Ride quality could be better too as you will feel mostly every bump in the road. I’m more tolerant to this in performance cars, so I won’t necessarily fault the Camaro for it, but just be aware that you will have a jarring ride unless you’re on extremely smooth pavement. The Camaro does quite well on the highway, for instance.
But the issue is, that harsh ride doesn’t necessarily translate into decent handling. While I realize the Camaro’s sheer size means it won’t handle like a Mini, I was still expecting some form of ability in this regard but there really wasn’t much. You can chalk that up mostly to weight, especially in convertible form.
Bu muscle cars are supposed to be drag cars, not track stars you say? Maybe, but the thing that bugs me is I now know that GM can make faboulous handling cars – just read my review of the Cadillac CTS V-Sport. And while I don’t expect them to put that sort of brilliant handling in every car they make, surely there must be a place for it in a car that is known – rightly or wrongly – for performance. Even if it’s a toned down version of the CTS V-Sports handling, it would make all the difference. But it doesn’t.
In truth, the only difference this car makes to anyone is 10 year old kids. And that may even be a reason to buy it. Er, I know that sounded creepy, but hear me out. I categorically made the day of young children everywhere. In fact, I drove it by the IWK (a hospital for sick children in Halifax) and unwittingly put a smile on a lot of children’s faces who were out for a stroll in their wheelchairs accompanied by nurses. A lot of them pointed and yelled “BUMBLEBEEEEE!!!!!!” as I was queing at a light. And I’m sorry, if that doesn’t make you feel good and put a big goofy grin on your face too then you need to go ahead and check your pulse to make sure you’re still human. In fact, the only thing better than showing the children Bumblebee in the flesh was showing off a bit by giving a waive, revving the engine and peeling away. I looked in the rear view mirror to see their jaws drop to the ground.
And that perhaps is the point of the Camaro and cars like it. Yes they are audacious, cheap feeling and can’t take a corner but who cares? People love this car.
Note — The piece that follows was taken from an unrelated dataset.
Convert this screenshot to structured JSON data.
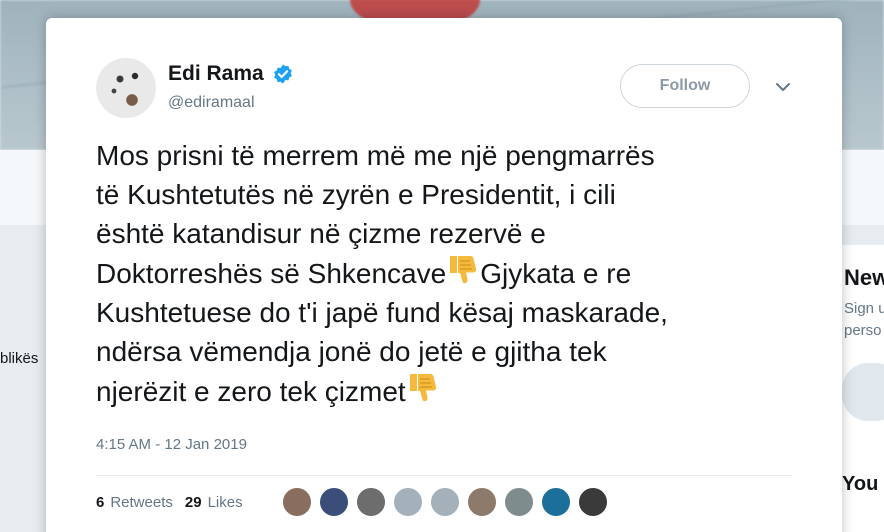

And by the end of the week I started to really enjoy it too. Some things in life don’t need to make sense and the Camaro certainly doesn’t from a lot of aspects. But like the drunk uncle that ruins Christmas, you couldn’t imagine life without it.
And honestly, that’s what makes cars special. They don’t have to be good, as long as they evoke any sort of feeling in you – positive or negative – it doesn’t really matter. Having an emotional connection with a machine is a feeling like no other. I can’t fault anyone who wants this car. In fact, after a week with it, I can even see myself owning one some day.
Price As Tested: $57,995
- IT LOOKS LIKE BUMBLEBEEEEEEEEEE!!!
- Awesome exhaust note
- Heads up readout is useful and clear
- Interior feels “old GM”
- Harsh ride
- Poor handling abilities
- Difficult latch system on roof and slow to operate
- Dodge Challenger
- Ford Mustang